(MATERIAL TO PROCESS begins)
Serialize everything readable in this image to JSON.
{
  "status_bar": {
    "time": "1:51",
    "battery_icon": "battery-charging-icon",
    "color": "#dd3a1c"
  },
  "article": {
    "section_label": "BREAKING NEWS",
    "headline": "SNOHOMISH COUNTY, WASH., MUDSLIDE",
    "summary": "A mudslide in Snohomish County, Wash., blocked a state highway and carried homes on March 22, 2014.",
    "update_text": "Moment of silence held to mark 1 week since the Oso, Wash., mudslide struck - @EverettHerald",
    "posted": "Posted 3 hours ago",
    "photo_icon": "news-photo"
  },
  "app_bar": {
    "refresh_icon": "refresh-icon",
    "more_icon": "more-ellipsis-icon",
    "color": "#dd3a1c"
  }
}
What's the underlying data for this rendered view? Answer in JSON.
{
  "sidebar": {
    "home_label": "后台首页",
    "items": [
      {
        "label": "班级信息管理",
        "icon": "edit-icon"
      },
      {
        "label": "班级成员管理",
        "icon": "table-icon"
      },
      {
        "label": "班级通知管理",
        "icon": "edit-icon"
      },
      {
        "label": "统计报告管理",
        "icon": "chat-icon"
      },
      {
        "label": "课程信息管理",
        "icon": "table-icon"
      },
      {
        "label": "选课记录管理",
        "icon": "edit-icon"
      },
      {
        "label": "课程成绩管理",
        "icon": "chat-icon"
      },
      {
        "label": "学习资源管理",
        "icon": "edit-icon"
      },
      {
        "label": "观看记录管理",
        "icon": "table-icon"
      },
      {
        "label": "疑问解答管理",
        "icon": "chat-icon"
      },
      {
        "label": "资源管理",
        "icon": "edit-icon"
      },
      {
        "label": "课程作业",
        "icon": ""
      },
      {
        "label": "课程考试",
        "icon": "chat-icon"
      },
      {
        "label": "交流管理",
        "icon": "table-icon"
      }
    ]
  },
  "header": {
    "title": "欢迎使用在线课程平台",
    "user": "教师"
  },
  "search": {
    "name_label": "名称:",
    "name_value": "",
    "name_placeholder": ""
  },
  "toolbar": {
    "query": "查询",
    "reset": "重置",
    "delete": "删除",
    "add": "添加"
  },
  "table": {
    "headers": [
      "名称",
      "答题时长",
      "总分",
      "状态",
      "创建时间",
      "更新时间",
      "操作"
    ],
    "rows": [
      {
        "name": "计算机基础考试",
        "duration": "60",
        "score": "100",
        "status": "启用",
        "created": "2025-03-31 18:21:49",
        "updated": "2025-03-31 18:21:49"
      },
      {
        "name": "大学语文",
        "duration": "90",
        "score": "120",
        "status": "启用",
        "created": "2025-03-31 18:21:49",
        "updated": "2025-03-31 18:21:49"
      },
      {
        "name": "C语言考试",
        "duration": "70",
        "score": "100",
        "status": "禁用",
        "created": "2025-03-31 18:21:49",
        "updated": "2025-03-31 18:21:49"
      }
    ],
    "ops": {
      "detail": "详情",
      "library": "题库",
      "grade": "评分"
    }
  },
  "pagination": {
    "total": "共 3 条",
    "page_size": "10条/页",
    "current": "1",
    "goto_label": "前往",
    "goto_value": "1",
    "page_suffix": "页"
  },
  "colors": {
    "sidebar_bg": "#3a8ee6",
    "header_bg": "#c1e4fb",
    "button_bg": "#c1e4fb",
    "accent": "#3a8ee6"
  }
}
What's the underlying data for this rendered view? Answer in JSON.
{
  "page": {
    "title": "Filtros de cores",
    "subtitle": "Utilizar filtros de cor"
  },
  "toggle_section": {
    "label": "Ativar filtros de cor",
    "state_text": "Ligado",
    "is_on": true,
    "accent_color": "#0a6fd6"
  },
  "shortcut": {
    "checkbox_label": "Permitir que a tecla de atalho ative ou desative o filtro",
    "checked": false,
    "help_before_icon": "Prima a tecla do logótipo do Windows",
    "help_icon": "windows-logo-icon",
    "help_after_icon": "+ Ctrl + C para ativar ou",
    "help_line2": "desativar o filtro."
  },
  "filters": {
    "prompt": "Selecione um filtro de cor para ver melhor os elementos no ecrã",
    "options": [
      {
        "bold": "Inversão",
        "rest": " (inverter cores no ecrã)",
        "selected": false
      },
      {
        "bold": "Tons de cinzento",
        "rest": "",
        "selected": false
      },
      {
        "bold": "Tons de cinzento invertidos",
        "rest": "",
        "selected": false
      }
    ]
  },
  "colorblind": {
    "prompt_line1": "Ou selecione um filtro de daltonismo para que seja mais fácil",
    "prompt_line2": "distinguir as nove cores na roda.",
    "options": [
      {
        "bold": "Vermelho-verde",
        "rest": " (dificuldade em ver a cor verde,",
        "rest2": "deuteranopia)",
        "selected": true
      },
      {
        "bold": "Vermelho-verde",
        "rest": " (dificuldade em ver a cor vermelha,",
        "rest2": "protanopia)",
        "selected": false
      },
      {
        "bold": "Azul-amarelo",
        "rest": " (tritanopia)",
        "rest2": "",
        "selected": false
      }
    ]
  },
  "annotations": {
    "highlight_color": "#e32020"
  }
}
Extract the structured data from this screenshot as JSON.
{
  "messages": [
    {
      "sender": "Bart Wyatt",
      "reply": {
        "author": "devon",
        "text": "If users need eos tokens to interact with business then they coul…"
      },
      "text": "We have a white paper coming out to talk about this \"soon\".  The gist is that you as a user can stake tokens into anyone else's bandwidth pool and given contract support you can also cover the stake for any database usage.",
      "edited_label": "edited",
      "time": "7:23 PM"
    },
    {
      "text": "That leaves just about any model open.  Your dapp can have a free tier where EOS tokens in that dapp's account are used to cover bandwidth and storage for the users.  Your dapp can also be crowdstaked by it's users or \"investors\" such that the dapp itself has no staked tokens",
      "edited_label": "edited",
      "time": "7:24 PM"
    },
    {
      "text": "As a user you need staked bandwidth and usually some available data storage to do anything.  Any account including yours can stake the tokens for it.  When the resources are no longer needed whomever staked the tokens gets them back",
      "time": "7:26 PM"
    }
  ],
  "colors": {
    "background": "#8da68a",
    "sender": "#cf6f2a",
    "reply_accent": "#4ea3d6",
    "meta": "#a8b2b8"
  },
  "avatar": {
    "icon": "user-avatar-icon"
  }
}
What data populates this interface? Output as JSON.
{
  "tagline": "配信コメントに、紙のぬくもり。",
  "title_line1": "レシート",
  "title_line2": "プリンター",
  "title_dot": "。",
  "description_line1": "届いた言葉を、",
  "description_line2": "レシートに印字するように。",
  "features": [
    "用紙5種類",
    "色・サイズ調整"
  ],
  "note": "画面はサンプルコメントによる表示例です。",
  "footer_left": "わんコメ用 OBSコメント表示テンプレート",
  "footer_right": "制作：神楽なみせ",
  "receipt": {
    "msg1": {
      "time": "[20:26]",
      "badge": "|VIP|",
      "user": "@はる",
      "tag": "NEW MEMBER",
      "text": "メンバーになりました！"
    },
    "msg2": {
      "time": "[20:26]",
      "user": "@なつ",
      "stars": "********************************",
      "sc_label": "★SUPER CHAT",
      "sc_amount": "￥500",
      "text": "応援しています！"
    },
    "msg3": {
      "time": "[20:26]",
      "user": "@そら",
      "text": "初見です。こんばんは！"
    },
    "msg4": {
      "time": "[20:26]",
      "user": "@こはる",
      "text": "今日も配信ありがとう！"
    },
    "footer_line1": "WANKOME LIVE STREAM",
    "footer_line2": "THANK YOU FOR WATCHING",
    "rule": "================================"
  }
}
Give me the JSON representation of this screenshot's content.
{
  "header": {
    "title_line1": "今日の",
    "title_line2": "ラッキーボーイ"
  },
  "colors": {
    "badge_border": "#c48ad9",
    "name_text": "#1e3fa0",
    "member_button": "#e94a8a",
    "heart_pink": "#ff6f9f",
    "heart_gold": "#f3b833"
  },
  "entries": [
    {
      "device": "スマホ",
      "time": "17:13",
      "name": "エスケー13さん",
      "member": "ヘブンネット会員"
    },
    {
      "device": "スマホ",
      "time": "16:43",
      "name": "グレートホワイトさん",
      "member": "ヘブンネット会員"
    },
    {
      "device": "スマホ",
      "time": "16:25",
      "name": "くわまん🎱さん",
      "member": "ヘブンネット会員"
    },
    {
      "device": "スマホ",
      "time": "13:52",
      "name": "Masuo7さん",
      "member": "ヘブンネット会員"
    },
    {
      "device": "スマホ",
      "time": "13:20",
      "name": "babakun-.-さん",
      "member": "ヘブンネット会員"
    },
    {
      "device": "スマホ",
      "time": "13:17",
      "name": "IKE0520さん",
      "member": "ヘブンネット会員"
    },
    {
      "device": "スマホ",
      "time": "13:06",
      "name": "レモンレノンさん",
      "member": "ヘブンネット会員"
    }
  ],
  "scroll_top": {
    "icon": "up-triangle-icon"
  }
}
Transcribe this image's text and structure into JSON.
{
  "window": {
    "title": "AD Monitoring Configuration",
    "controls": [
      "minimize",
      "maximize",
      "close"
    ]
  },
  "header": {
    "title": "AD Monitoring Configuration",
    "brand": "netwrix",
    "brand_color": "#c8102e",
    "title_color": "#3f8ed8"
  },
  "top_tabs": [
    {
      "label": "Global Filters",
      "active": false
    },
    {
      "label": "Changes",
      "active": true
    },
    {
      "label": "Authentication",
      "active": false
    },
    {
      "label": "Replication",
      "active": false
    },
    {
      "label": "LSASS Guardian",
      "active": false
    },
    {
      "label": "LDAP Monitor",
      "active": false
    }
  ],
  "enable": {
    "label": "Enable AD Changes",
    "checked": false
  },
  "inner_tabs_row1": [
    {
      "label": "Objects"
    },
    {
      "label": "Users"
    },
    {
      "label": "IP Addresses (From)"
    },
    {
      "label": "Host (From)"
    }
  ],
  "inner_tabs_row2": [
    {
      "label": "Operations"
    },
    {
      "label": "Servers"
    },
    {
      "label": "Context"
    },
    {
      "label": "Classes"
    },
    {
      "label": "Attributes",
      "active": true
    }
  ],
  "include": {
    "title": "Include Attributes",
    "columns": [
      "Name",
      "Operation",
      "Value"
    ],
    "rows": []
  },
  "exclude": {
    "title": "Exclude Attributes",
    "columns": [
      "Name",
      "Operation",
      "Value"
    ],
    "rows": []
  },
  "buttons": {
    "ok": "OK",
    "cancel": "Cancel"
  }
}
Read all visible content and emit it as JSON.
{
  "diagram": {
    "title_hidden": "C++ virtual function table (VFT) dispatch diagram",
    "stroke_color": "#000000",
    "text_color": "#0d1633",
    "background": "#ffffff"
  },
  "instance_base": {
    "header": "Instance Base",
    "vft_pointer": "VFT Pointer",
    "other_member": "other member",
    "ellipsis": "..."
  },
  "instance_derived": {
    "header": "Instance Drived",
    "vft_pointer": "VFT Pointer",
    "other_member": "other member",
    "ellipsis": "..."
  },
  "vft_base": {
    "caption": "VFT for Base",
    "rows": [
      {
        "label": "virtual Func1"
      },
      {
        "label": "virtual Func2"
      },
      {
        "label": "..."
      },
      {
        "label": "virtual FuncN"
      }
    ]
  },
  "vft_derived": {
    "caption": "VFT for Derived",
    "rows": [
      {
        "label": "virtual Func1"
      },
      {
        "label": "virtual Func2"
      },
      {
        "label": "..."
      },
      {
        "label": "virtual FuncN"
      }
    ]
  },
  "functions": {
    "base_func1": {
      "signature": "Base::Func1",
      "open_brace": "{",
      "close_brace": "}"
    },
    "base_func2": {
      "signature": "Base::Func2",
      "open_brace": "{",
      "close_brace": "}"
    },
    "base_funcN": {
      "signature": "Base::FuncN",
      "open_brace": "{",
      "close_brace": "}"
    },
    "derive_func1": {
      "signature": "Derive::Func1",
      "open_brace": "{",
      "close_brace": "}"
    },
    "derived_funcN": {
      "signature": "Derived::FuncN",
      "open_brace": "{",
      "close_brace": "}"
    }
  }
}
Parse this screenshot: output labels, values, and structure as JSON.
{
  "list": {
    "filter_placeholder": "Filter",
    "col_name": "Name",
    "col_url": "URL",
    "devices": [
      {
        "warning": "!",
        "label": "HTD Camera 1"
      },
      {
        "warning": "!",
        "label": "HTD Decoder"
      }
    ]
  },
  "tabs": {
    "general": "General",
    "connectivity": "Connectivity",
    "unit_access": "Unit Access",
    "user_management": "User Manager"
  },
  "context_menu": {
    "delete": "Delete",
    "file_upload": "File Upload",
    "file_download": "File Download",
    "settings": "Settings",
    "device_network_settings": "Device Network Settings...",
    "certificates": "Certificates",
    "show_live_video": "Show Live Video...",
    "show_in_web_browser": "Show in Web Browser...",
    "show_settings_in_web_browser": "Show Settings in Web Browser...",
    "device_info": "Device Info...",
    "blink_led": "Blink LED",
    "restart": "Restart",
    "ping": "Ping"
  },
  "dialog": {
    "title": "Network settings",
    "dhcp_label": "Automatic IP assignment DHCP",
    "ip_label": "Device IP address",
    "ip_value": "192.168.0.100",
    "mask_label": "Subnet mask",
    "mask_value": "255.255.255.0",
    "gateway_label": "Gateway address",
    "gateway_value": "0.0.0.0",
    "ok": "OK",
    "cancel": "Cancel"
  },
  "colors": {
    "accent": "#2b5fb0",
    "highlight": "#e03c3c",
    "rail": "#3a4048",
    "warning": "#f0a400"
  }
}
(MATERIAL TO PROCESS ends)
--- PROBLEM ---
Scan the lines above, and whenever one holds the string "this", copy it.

--- WORKED SOLUTION ---
Serialize everything readable in this image to JSON.
What's the underlying data for this rendered view? Answer in JSON.
What's the underlying data for this rendered view? Answer in JSON.
Extract the structured data from this screenshot as JSON.
      "text": "We have a white paper coming out to talk about this \"soon\".  The gist is that you as a user can stake tokens into anyone else's bandwidth pool and given contract support you can also cover the stake for any database usage.",
What data populates this interface? Output as JSON.
Give me the JSON representation of this screenshot's content.
Transcribe this image's text and structure into JSON.
Parse this screenshot: output labels, values, and structure as JSON.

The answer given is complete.